By Jessica Prokop
VANCOUVER, Wash. (AP) — Dec. 23 was a day of firsts for longtime Costco employee Mathew Rios — he typically has the day off, and he’s certainly never performed life-saving measures while dressed as a Bavarian elf.
It was shortly before 10:30 a.m. and Rios had just started his shift at the Vancouver warehouse. He’s worked for Costco for 22 years, half of them at that store.
The 42-year-old said he doesn’t usually dress up for Christmas, but he decided to get into the spirit by wearing an elf hat, suspenders over a green shirt and a poinsettia-colored tie. People were calling him the “mountain elf,” he said, because of his beard.
He was working at a register when he heard a commotion from behind him, about three rows down.
“I looked back and noticed a crowd standing over someone. I don’t know who, but someone said, ‘Mat, Mat, this lady needs help,’ ” Rios recalled. “I looked and immediately realized something was wrong.”
He is one of the store’s first responders and recently moved into the safety coordinator position. Out of habit, he always carries a set of latex gloves in his back pocket.
“I put them on and ran over there. I saw an elderly woman lying on the ground with a small puddle of blood under her head. I started asking people what was going on. I thought it was a slip-and-fall.
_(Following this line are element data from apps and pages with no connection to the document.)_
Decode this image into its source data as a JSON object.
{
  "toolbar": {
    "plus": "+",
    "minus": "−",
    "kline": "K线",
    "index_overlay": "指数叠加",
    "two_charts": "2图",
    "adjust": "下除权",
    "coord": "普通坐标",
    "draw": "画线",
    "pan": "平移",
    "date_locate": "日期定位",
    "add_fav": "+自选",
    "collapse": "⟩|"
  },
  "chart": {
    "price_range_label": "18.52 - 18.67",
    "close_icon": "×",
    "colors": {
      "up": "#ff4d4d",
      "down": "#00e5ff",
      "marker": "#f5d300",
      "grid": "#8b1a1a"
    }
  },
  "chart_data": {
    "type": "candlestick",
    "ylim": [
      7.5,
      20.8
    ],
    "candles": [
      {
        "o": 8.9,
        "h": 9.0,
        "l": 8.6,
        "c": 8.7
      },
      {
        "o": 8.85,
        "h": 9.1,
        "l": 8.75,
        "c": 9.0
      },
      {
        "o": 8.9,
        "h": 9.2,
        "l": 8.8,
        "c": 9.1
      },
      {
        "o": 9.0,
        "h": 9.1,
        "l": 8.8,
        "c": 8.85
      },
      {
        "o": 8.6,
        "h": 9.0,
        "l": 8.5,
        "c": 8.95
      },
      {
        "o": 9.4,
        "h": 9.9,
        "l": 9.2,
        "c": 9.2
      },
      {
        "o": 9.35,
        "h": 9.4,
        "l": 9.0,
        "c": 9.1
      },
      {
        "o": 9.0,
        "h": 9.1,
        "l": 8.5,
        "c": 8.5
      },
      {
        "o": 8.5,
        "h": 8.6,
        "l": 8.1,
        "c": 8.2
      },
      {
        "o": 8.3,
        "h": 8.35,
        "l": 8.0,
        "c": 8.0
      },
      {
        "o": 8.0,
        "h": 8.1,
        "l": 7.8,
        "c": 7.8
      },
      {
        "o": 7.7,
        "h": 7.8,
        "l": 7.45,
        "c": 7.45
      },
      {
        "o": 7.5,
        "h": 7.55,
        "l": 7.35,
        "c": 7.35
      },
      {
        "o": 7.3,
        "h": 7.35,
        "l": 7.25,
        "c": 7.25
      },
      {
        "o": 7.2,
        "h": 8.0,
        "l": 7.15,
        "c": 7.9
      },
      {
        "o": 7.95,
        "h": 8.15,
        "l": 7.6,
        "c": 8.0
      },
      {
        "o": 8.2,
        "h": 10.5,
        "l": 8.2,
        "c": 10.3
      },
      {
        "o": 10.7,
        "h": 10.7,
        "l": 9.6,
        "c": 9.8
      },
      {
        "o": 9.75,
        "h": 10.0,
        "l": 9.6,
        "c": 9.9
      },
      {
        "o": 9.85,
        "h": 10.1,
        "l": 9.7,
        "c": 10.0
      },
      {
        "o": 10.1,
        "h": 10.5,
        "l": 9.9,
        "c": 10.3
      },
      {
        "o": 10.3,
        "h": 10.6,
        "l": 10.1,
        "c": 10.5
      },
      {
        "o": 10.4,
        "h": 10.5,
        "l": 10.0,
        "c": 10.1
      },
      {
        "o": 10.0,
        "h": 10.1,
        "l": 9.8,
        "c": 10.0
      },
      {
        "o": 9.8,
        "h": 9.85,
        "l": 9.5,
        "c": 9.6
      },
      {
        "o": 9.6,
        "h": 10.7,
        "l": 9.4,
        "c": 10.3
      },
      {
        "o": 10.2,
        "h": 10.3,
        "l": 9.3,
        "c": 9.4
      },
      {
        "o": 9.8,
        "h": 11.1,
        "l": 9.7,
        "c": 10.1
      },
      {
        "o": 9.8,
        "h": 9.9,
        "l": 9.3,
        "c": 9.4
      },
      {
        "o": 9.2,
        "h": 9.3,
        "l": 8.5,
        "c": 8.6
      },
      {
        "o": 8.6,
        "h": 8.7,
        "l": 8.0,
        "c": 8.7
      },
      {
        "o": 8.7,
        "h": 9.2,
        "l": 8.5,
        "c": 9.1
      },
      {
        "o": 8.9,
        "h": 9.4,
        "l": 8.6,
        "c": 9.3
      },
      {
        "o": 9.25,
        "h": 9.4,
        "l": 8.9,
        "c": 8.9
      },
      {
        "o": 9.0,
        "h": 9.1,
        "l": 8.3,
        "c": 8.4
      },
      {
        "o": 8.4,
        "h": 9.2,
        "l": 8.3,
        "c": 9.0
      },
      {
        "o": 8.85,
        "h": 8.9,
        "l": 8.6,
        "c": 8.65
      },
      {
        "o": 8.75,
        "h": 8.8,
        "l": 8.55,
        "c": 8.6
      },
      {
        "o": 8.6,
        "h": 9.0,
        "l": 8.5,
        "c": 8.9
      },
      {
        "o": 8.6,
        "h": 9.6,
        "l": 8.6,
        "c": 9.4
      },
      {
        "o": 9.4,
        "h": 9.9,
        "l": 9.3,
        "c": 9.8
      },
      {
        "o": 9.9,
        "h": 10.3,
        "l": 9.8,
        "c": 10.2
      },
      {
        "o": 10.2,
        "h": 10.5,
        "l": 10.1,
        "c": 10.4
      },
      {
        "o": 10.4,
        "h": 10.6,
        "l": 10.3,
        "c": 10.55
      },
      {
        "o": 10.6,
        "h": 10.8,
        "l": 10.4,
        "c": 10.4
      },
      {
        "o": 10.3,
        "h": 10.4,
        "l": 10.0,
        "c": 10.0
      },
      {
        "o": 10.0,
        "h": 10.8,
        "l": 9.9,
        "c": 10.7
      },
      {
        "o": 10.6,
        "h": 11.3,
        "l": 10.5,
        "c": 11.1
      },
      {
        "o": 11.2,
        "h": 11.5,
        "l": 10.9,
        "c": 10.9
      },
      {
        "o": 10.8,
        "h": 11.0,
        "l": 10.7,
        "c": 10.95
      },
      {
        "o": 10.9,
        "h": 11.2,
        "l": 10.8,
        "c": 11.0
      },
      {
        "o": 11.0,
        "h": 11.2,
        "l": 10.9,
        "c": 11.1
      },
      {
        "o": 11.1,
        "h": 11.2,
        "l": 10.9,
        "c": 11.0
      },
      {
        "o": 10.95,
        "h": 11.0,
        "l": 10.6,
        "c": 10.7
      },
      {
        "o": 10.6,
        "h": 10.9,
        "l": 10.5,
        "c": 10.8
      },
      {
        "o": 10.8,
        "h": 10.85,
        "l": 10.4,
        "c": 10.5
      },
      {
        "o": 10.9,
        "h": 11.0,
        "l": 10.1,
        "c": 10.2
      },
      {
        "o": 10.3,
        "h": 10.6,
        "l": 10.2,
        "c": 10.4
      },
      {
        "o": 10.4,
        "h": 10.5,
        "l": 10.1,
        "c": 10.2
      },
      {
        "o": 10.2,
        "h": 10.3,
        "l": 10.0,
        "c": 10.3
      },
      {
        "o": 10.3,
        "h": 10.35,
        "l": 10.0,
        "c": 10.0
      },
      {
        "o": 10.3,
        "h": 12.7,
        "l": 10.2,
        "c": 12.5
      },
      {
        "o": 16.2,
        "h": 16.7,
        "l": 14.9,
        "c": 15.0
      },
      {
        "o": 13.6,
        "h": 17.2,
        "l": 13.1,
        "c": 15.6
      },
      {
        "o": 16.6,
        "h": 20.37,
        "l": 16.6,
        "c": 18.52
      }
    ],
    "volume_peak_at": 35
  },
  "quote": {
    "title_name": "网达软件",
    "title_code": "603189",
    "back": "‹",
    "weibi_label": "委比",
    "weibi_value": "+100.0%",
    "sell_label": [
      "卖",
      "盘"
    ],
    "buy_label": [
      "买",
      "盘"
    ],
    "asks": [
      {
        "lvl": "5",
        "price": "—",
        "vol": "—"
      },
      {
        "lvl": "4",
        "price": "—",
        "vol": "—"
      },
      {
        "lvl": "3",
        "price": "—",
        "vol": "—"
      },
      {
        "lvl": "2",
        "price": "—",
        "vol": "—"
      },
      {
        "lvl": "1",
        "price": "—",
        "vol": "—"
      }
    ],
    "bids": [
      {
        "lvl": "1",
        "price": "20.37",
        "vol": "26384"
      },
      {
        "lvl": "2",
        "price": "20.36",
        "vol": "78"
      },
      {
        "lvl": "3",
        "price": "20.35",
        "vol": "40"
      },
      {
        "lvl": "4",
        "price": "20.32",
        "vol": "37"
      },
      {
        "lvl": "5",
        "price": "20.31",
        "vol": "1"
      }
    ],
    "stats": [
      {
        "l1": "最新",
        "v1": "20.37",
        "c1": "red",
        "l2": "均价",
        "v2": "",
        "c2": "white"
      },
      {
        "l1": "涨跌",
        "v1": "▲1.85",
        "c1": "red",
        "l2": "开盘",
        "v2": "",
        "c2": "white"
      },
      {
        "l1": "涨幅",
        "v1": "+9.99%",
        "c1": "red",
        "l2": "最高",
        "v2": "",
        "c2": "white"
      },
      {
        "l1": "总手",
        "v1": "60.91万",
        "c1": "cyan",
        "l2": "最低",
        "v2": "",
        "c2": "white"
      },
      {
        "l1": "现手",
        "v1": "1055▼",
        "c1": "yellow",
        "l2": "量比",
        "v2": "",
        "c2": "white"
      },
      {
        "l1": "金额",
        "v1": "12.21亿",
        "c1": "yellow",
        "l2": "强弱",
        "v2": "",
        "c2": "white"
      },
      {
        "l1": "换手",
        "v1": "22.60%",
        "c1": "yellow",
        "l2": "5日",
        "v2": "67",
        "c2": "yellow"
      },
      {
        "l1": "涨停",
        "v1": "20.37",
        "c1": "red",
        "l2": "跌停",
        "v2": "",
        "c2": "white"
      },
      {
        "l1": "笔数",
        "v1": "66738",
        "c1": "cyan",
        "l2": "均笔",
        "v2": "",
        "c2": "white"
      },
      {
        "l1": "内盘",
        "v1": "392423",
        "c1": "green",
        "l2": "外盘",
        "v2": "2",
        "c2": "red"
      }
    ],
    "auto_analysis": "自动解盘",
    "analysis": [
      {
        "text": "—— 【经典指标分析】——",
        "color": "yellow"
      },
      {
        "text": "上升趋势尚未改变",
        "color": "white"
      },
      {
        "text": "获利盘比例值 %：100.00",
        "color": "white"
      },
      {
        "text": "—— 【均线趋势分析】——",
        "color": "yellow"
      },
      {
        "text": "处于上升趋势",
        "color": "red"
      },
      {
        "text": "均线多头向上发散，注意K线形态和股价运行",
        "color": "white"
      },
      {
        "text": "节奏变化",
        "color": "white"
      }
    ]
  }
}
We get those more than anything else,” Rios said.
Rios was a volunteer firefighter for five years in Sandy, Ore., where he lives, and he stays current on first-responder training, he said.
When he arrived at the woman’s side, she was struggling to breathe, Rios said, and he was trying to get her to communicate. He found out that she was at the store alone.
“Within 30 seconds of me being there, she just went silent. I’ve seen this numerous times as a firefighter/EMT; I knew she had stopped breathing and that her heart had stopped beating,” he said.
That’s when Rios rolled the woman onto her back, started the timer on his watch and began performing a sternal rub. She wouldn’t respond, however, and her color changed to that of clay, he said. He started chest compressions and yelled for someone to call 9-1-1.
Another man in the checkout line, Ronnie Mason, said he was an off-duty firefighter and stepped in to help, Rios said. He used a CPR mask to breathe for the woman and checked her vitals while Rios continued chest compressions.
After about three minutes, the compressions became tighter, Rios said. “I could tell she was trying to breathe. She let out some moans,” he said.
He continued the compressions but when five minutes had passed, another bystander, Kristin Whittington, who works in the medical field, took over. However, fire rescue arrived within seconds of the switch. Rios asked supervisors to grab blankets, and they created a privacy wall around the woman while rescuers worked.
By the time she was loaded on a gurney, the woman had regained consciousness. Paramedics let her know where she was and that they were taking her to a hospital, Rios said.
Kevin Stromberg, a firefighter and spokesman for the Vancouver Fire Department, said last Tuesday that it appears the woman went into cardiac arrest and that the CPR administered by Rios helped save her life.
“We encourage people to take the first aid CPR training. This was a situation where that employee definitely made a difference in this woman’s life,” Stromberg said.
Rios said he simply relied on his training and instinct.
“I was just in the right place at the right time, you know?” he said. “I just pray and hope that if I ever have to go through that there’s someone there who can help me.”
It was the first time he’s ever performed CPR on a customer.
“I’ve helped with a lot of falls and bandaged up a lot of people at Costco,” he said. “Mentally, I’ve always been prepared through my training through Sandy fire. I give them a lot of credit. It’s invaluable training that I’ll never give up.”
Rios finished out the rest of his shift. His good deed didn’t set in until the end of the day, he said.
“I was reflecting. Did I do everything I could of?” Rios said. “At the end of the day, I was pretty proud of myself and pleased that I was able to be there for her.”
He didn’t catch the woman’s name but learned from other employees that she’s a regular at the store. He heard from a friend that she has a few cracked ribs but is doing OK.
“It’s just nice to know that I was there for someone’s grandmother, someone’s mother, someone’s friend and helped them out in a time of crisis,” Rios said.